I have updates to set to Automatic, which is always correct, and over on the right, you see that you can update the values, you can change the source, you can open the source document, break the link, or check the status. I'll go ahead and click Check Status just so you can see what that looks like. Status here says the Source is open and that's correct, the file is open. If for some reason you're unable to make a connection to your data source and it's throwing off your workbook, either by throwing an error or by showing a value you don't expect, you can click the link in the list here, and then click Break Link.
And what it will do is display the last value and delete the link to the other workbook. So it won't update, but you won't get the error. In this case, I don't want to make any changes, so I'll click Close. The last type of link that I would like to talk about is what's called a hyperlink. A hyperlink is what's used on the web to create connections between websites and web pages. You can do the same thing in Excel. So I will click cell D1, which has Website already there, and then I'll go to the Insert tab on the ribbon and click Hyperlink.
Now, I can create my hyperlink, there are four different types. You can go to an Existing File or Web Page, a Place in This Document. You can also Create a New Document by clicking the link or click E-mail Address. And if you do E-mail Address, then it will fire up your email program to send the message. In this case, I want to send the user to a web page, so I will ensure that Existing File or Web Page is highlighted, it is, and then in the Address box, I will type the address, http://www.landonhotel.com, and then click Okay.

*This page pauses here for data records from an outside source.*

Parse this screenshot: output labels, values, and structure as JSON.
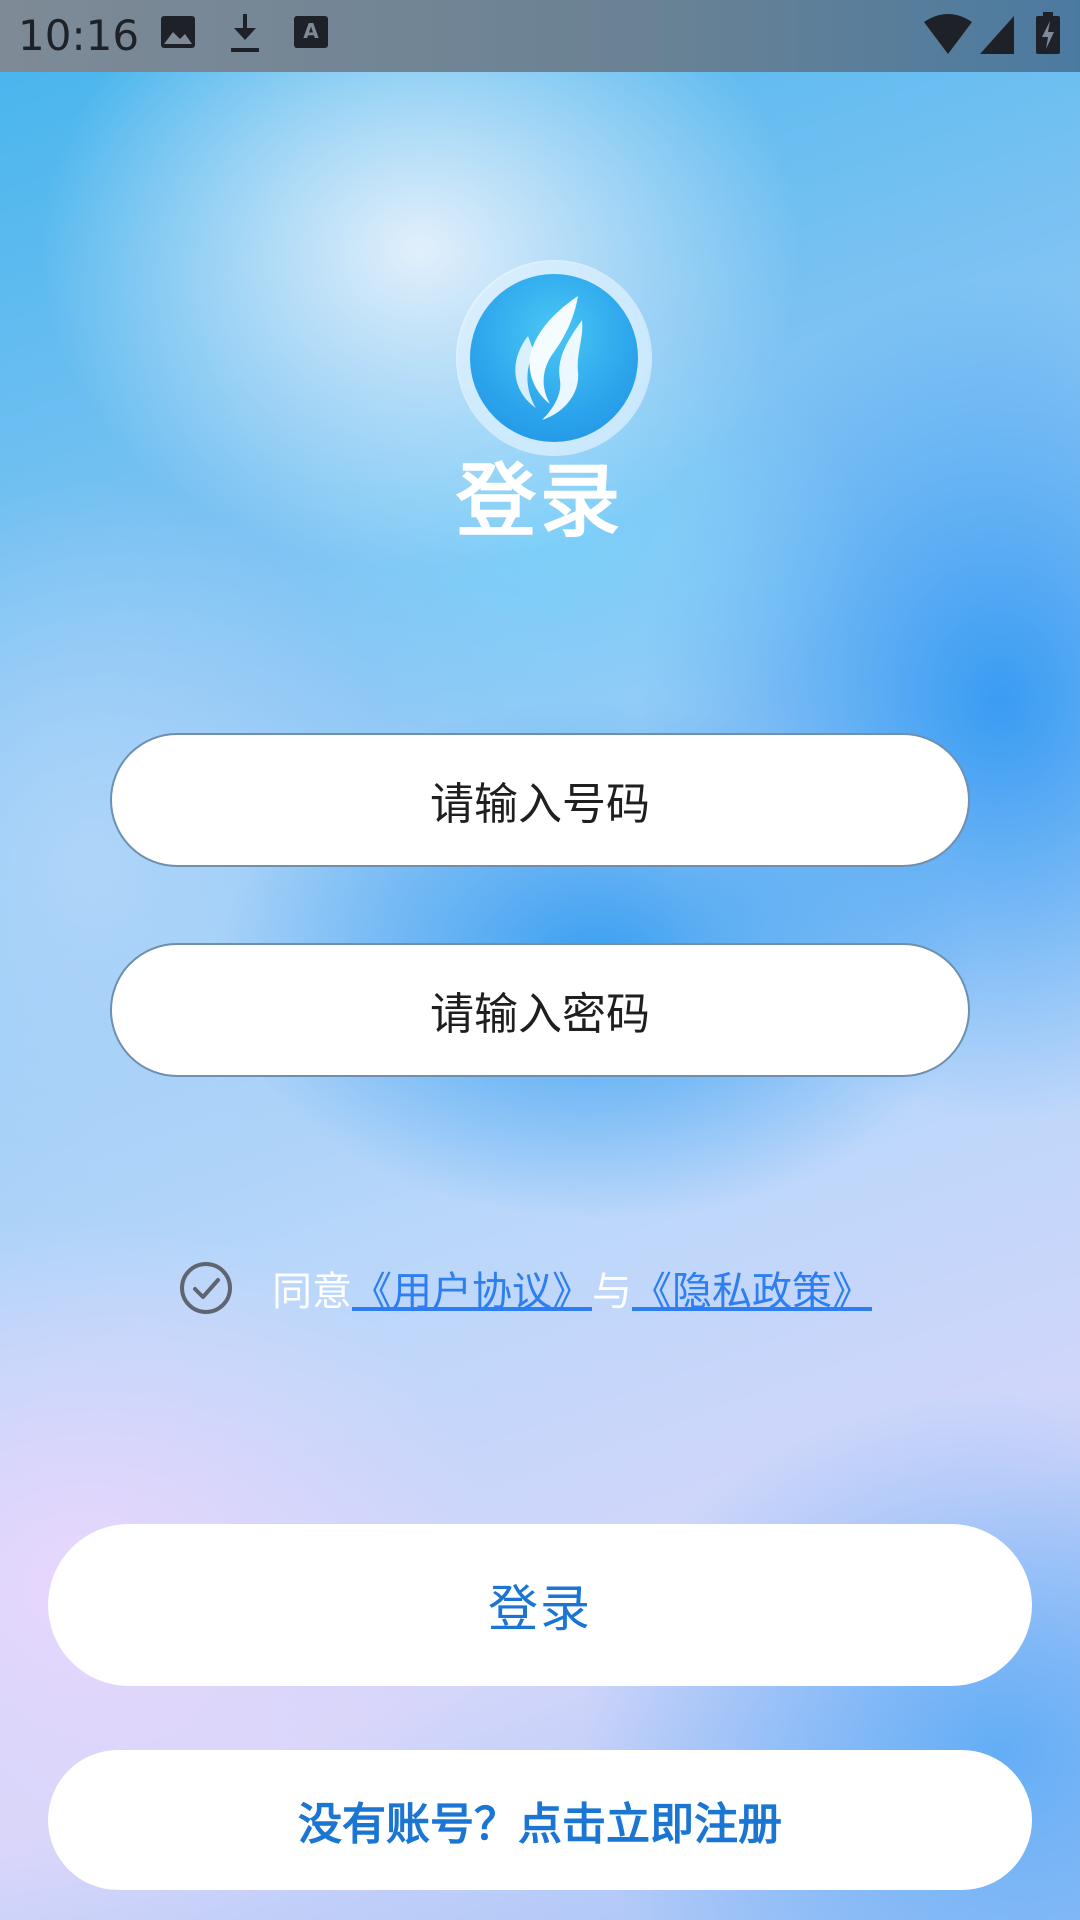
{
  "status_bar": {
    "time": "10:16",
    "icons": [
      "image-icon",
      "download-icon",
      "font-a-icon",
      "wifi-icon",
      "signal-icon",
      "battery-charging-icon"
    ]
  },
  "header": {
    "logo_icon": "flame-leaf-logo",
    "title": "登录"
  },
  "form": {
    "phone_placeholder": "请输入号码",
    "password_placeholder": "请输入密码"
  },
  "agreement": {
    "prefix": "同意",
    "user_agreement": "《用户协议》",
    "conjunction": "与",
    "privacy_policy": "《隐私政策》"
  },
  "actions": {
    "login_label": "登录",
    "register_label": "没有账号？点击立即注册"
  },
  "colors": {
    "accent": "#1a76d2",
    "link": "#2d7ef0",
    "title": "#ffffff"
  }
}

And there I have my hyperlink and it looks like a regular hyperlink in blue and underlined. If you want to click a hyperlink, then move your mouse pointer over it and then click once to follow. You can see that information in the tool tip that appears. So I'll click the website hyperlink and I have Landon Hotel and there's the site. So, as you can see, there a lot of ways to create links in your dashboards.
They're all very useful, I encourage you to explore them all.
- Managing data using Excel tables
- Managing PivotTables and PivotCharts
- Summarizing table and PivotTable data
- Defining conditional formats
- Creating sparklines
- Sketching your dashboard layout
- Creating and managing cell links
- Linking cell contents to a shape
- Linking to a PivotTable cell
- Extending your dashboard using hidden rows